file
creator
Nakao, Yuko
Irie, Yasumasa
Ahmed, Faisal
Itoh, Shota
Sarmin, Nushrat
Fujimoto, Chise
Niida, Shumpei
Sugiyama, Toshie
Bonnelye, Edith
abstract
Communication between osteoblasts and osteoclasts plays a key role in bone metabolism. We describe here an unexpected role for matrix vesicles (MVs), which bud from boneforming osteoblasts and have a well-established role in initiation of bone mineralization, in osteoclastogenesis. We show that the MV cargo miR-125b accumulates in the bone matrix, with increased accumulation in transgenic (Tg) mice overexpressing miR-125b in osteoblasts.

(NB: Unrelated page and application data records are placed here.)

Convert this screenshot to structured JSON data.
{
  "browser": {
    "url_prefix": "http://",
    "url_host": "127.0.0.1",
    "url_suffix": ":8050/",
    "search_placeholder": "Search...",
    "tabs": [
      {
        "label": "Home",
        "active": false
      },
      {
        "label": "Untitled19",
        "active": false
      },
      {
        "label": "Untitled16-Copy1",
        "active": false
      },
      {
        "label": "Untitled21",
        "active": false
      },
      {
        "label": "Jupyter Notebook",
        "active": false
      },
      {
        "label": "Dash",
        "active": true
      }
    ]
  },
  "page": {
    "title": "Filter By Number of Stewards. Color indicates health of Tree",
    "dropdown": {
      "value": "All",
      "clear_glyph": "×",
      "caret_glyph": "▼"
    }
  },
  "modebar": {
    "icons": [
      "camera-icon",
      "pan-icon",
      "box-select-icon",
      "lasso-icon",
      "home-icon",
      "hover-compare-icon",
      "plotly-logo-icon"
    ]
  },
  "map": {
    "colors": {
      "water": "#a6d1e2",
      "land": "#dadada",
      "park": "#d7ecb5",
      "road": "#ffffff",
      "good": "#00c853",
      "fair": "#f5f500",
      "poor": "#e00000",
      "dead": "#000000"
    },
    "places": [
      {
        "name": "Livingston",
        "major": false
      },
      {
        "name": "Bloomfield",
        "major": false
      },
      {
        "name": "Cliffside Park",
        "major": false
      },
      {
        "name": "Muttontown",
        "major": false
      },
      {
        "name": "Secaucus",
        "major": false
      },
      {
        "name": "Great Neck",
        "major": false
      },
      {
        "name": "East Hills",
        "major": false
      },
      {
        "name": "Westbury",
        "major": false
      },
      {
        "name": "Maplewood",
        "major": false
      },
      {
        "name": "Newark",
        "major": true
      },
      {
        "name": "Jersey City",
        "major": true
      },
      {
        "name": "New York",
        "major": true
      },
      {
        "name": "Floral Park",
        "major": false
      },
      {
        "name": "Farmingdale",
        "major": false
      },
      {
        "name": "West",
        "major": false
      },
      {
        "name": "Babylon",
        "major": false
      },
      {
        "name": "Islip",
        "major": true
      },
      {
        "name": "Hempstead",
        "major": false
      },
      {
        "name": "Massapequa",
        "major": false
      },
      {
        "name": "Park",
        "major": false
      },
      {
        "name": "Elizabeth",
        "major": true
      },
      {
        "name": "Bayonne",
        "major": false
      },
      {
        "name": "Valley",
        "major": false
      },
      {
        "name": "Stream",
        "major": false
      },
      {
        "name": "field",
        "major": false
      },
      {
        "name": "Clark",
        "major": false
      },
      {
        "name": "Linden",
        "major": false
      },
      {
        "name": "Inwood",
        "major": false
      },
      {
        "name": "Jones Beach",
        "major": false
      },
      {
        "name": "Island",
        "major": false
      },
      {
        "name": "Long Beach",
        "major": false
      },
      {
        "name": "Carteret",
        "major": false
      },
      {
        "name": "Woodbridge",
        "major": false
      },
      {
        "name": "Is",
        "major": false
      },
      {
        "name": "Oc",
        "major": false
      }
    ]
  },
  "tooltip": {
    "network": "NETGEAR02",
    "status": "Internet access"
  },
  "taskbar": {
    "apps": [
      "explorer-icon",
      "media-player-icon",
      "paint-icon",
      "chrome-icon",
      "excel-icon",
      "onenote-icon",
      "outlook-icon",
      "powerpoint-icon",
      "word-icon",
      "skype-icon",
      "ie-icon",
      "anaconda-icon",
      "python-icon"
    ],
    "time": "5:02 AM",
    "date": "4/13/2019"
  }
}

Bone formation and osteoblasts in Tg mice are normal, but the number of bone-resorbing osteoclasts is reduced, leading to higher trabecular bone mass. miR-125b in the bone matrix targets and degrades Prdm1, a transcriptional repressor of anti-osteoclastogenic factors, in osteoclast precursors. Overexpressing miR-125b in osteoblasts abrogates bone loss in different mouse models. Our results show that the MV cargo miR-125b is a regulatory element of osteoblast-osteoclast communication, and that bone matrix provides extracellular storage of miR-125b that is functionally active in bone resorption.
description
T.M. and Y.T. were supported in part by MEXT KAKENHI (JP16K11443, T.M.; JP26861548, Y.T.). Y.Y. was supported by MEXT KAKENHI (JP18K19647), the Raffinee International Foundation and the Ono Pharmaceutical Foundation.
Supplementary information is available for this paper at https://doi.org/10.1038/s42003-020-0754-2.
journal title
Communications Biology
volume
Volume 3
start page
30
date of issued
2020-01-16
publisher
Nature Research
issn
2399-3642
publisher doi
pubmed id
language
eng
nii type
Journal Article
HU type
Journal Articles
DCMI type
text
format
application/pdf
text version
publisher
rights
© The Author(s) 2020. This article is licensed under a Creative Commons Attribution 4.0 International License, which permits use, sharing, adaptation, distribution and reproduction in any medium or format, as long as you give appropriate credit to the original author(s) and the source, provide a link to the Creative Commons license, and indicate if changes were made. The images or other third party material in this article are included in the article’s Creative Commons license, unless indicated otherwise in a credit line to the material. If material is not included in the article’s Creative Commons license and your intended use is not permitted by statutory regulation or exceeds the permitted use, you will need to obtain permission directly from the copyright holder. To view a copy of this license, visit http://creativecommons.org/ licenses/by/4.0/.
relation url
department
Graduate School of Biomedical & Health Sciences
Graduate School of Biomedical & Health Sciences
Natural Science Center for Basic Research and Development